**WORK ITEM**
Where a line below holds the string "title", that line goes into the answer.

[Collection entries]
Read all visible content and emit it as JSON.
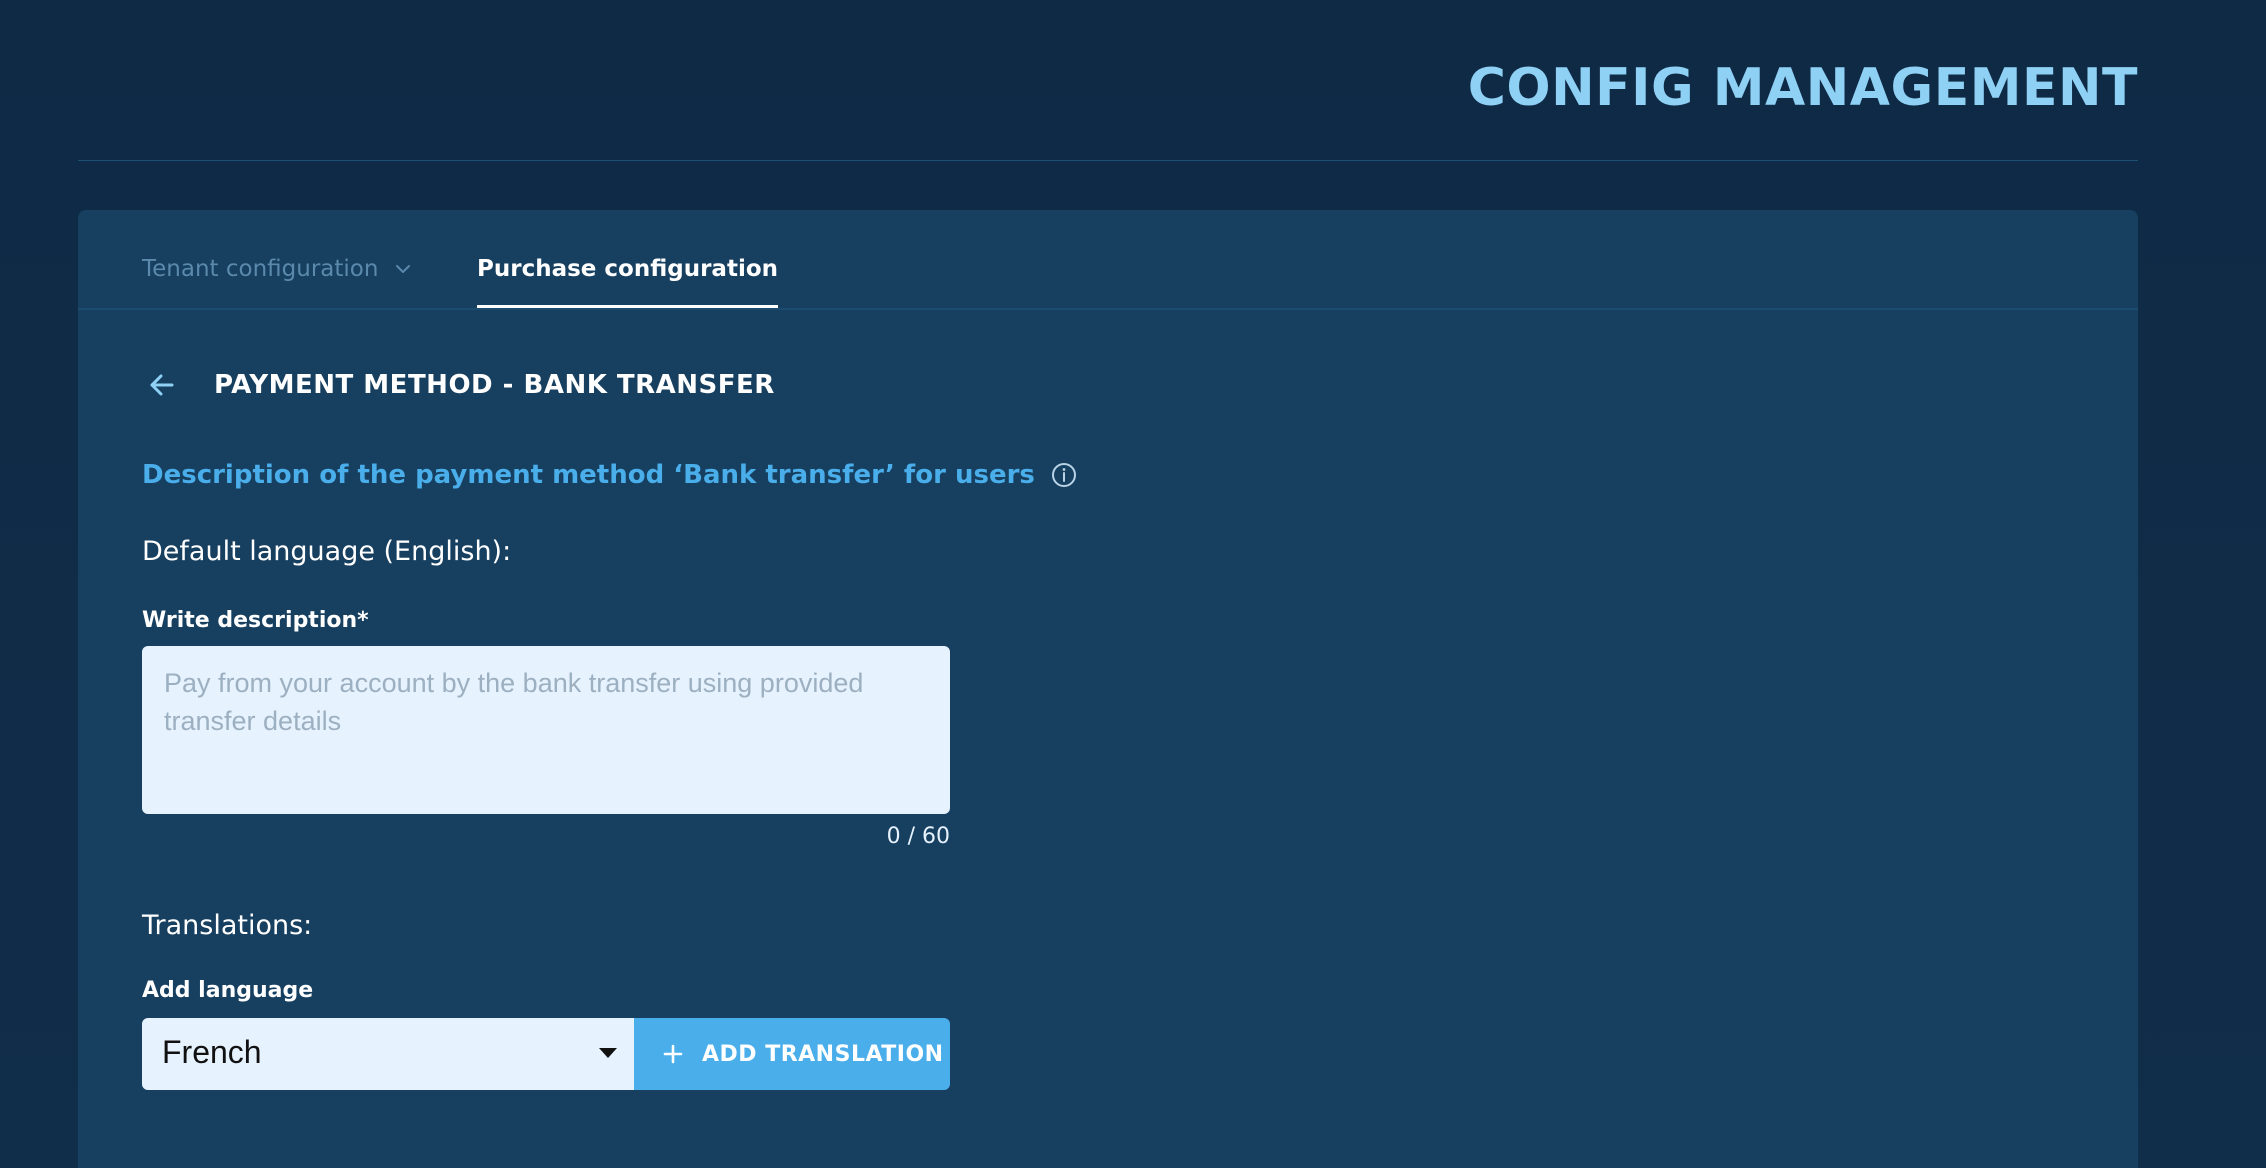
{
  "header": {
    "title": "CONFIG MANAGEMENT"
  },
  "tabs": [
    {
      "label": "Tenant configuration",
      "active": false,
      "icon": "chevron-down-icon"
    },
    {
      "label": "Purchase configuration",
      "active": true
    }
  ],
  "section": {
    "back_icon": "arrow-left-icon",
    "title": "PAYMENT METHOD - BANK TRANSFER"
  },
  "description": {
    "heading": "Description of the payment method ‘Bank transfer’ for users",
    "info_icon": "info-icon",
    "default_language_label": "Default language (English):",
    "field_label": "Write description*",
    "value": "",
    "placeholder": "Pay from your account by the bank transfer using provided transfer details",
    "counter": "0 / 60"
  },
  "translations": {
    "label": "Translations:",
    "add_language_label": "Add language",
    "selected_language": "French",
    "add_button_label": "ADD TRANSLATION",
    "add_button_icon": "plus-icon"
  },
  "colors": {
    "background": "#0f2a45",
    "card": "#163f60",
    "accent": "#4aaeea",
    "title": "#8fd0f5",
    "input_bg": "#e6f2fd"
  }
}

**TASK RESULT**
    "title": "CONFIG MANAGEMENT"
    "title": "PAYMENT METHOD - BANK TRANSFER"
    "title": "#8fd0f5",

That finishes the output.